### Your instructions
Give back every entry below, unchanged.

### Material provided
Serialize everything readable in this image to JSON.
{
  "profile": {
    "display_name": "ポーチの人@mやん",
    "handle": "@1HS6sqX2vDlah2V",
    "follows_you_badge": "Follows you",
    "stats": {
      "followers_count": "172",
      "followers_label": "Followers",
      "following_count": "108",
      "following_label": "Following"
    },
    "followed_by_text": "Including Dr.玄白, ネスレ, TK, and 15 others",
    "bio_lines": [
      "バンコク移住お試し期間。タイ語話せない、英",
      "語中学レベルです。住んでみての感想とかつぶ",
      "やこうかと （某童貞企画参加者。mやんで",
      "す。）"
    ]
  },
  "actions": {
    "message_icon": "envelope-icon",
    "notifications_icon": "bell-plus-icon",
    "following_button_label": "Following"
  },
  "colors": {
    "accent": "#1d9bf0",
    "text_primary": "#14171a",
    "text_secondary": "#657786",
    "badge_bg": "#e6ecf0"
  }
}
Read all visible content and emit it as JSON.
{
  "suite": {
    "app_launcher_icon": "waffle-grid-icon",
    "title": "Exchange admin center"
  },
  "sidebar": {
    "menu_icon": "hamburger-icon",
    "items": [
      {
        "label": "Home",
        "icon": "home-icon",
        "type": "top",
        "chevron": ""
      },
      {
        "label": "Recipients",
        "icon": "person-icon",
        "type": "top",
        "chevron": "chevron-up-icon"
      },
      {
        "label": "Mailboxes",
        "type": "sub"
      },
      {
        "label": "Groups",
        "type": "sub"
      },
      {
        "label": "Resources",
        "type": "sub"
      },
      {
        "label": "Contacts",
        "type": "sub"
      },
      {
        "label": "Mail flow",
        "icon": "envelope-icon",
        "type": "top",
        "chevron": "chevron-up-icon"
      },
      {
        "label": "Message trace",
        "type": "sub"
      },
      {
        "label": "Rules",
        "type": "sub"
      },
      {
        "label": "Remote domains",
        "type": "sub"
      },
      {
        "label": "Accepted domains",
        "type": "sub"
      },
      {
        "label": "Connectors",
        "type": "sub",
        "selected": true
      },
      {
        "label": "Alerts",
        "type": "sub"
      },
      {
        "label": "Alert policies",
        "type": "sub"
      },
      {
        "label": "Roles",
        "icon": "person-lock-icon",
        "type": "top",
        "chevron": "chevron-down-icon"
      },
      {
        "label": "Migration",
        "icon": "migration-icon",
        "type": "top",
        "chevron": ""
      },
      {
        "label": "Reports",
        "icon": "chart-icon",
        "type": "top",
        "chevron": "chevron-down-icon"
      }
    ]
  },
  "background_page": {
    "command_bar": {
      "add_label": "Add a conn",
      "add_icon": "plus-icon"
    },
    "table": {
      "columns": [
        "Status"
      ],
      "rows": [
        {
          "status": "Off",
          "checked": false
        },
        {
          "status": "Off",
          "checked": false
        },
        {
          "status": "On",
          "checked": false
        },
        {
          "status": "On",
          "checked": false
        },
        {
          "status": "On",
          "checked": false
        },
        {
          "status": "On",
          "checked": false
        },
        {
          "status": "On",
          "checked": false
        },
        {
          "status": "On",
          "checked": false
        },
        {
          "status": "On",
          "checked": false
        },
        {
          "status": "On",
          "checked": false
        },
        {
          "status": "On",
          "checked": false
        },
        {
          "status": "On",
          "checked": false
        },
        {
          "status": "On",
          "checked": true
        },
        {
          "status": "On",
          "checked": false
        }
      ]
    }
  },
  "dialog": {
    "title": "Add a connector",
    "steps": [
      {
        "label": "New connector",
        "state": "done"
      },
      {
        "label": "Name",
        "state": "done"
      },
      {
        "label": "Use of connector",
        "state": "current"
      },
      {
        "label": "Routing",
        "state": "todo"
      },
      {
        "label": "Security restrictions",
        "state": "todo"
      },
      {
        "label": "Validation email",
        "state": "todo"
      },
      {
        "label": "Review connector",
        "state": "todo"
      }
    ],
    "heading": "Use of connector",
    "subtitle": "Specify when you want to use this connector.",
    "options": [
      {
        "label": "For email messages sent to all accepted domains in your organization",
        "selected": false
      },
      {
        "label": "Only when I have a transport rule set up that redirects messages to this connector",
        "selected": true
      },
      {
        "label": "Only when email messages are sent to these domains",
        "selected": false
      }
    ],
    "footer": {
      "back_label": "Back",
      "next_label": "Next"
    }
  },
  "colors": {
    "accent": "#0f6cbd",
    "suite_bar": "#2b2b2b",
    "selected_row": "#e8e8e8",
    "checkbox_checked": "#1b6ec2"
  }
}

### Response box
Serialize everything readable in this image to JSON.
{
  "profile": {
    "display_name": "ポーチの人@mやん",
    "handle": "@1HS6sqX2vDlah2V",
    "follows_you_badge": "Follows you",
    "stats": {
      "followers_count": "172",
      "followers_label": "Followers",
      "following_count": "108",
      "following_label": "Following"
    },
    "followed_by_text": "Including Dr.玄白, ネスレ, TK, and 15 others",
    "bio_lines": [
      "バンコク移住お試し期間。タイ語話せない、英",
      "語中学レベルです。住んでみての感想とかつぶ",
      "やこうかと （某童貞企画参加者。mやんで",
      "す。）"
    ]
  },
  "actions": {
    "message_icon": "envelope-icon",
    "notifications_icon": "bell-plus-icon",
    "following_button_label": "Following"
  },
  "colors": {
    "accent": "#1d9bf0",
    "text_primary": "#14171a",
    "text_secondary": "#657786",
    "badge_bg": "#e6ecf0"
  }
}
Read all visible content and emit it as JSON.
{
  "suite": {
    "app_launcher_icon": "waffle-grid-icon",
    "title": "Exchange admin center"
  },
  "sidebar": {
    "menu_icon": "hamburger-icon",
    "items": [
      {
        "label": "Home",
        "icon": "home-icon",
        "type": "top",
        "chevron": ""
      },
      {
        "label": "Recipients",
        "icon": "person-icon",
        "type": "top",
        "chevron": "chevron-up-icon"
      },
      {
        "label": "Mailboxes",
        "type": "sub"
      },
      {
        "label": "Groups",
        "type": "sub"
      },
      {
        "label": "Resources",
        "type": "sub"
      },
      {
        "label": "Contacts",
        "type": "sub"
      },
      {
        "label": "Mail flow",
        "icon": "envelope-icon",
        "type": "top",
        "chevron": "chevron-up-icon"
      },
      {
        "label": "Message trace",
        "type": "sub"
      },
      {
        "label": "Rules",
        "type": "sub"
      },
      {
        "label": "Remote domains",
        "type": "sub"
      },
      {
        "label": "Accepted domains",
        "type": "sub"
      },
      {
        "label": "Connectors",
        "type": "sub",
        "selected": true
      },
      {
        "label": "Alerts",
        "type": "sub"
      },
      {
        "label": "Alert policies",
        "type": "sub"
      },
      {
        "label": "Roles",
        "icon": "person-lock-icon",
        "type": "top",
        "chevron": "chevron-down-icon"
      },
      {
        "label": "Migration",
        "icon": "migration-icon",
        "type": "top",
        "chevron": ""
      },
      {
        "label": "Reports",
        "icon": "chart-icon",
        "type": "top",
        "chevron": "chevron-down-icon"
      }
    ]
  },
  "background_page": {
    "command_bar": {
      "add_label": "Add a conn",
      "add_icon": "plus-icon"
    },
    "table": {
      "columns": [
        "Status"
      ],
      "rows": [
        {
          "status": "Off",
          "checked": false
        },
        {
          "status": "Off",
          "checked": false
        },
        {
          "status": "On",
          "checked": false
        },
        {
          "status": "On",
          "checked": false
        },
        {
          "status": "On",
          "checked": false
        },
        {
          "status": "On",
          "checked": false
        },
        {
          "status": "On",
          "checked": false
        },
        {
          "status": "On",
          "checked": false
        },
        {
          "status": "On",
          "checked": false
        },
        {
          "status": "On",
          "checked": false
        },
        {
          "status": "On",
          "checked": false
        },
        {
          "status": "On",
          "checked": false
        },
        {
          "status": "On",
          "checked": true
        },
        {
          "status": "On",
          "checked": false
        }
      ]
    }
  },
  "dialog": {
    "title": "Add a connector",
    "steps": [
      {
        "label": "New connector",
        "state": "done"
      },
      {
        "label": "Name",
        "state": "done"
      },
      {
        "label": "Use of connector",
        "state": "current"
      },
      {
        "label": "Routing",
        "state": "todo"
      },
      {
        "label": "Security restrictions",
        "state": "todo"
      },
      {
        "label": "Validation email",
        "state": "todo"
      },
      {
        "label": "Review connector",
        "state": "todo"
      }
    ],
    "heading": "Use of connector",
    "subtitle": "Specify when you want to use this connector.",
    "options": [
      {
        "label": "For email messages sent to all accepted domains in your organization",
        "selected": false
      },
      {
        "label": "Only when I have a transport rule set up that redirects messages to this connector",
        "selected": true
      },
      {
        "label": "Only when email messages are sent to these domains",
        "selected": false
      }
    ],
    "footer": {
      "back_label": "Back",
      "next_label": "Next"
    }
  },
  "colors": {
    "accent": "#0f6cbd",
    "suite_bar": "#2b2b2b",
    "selected_row": "#e8e8e8",
    "checkbox_checked": "#1b6ec2"
  }
}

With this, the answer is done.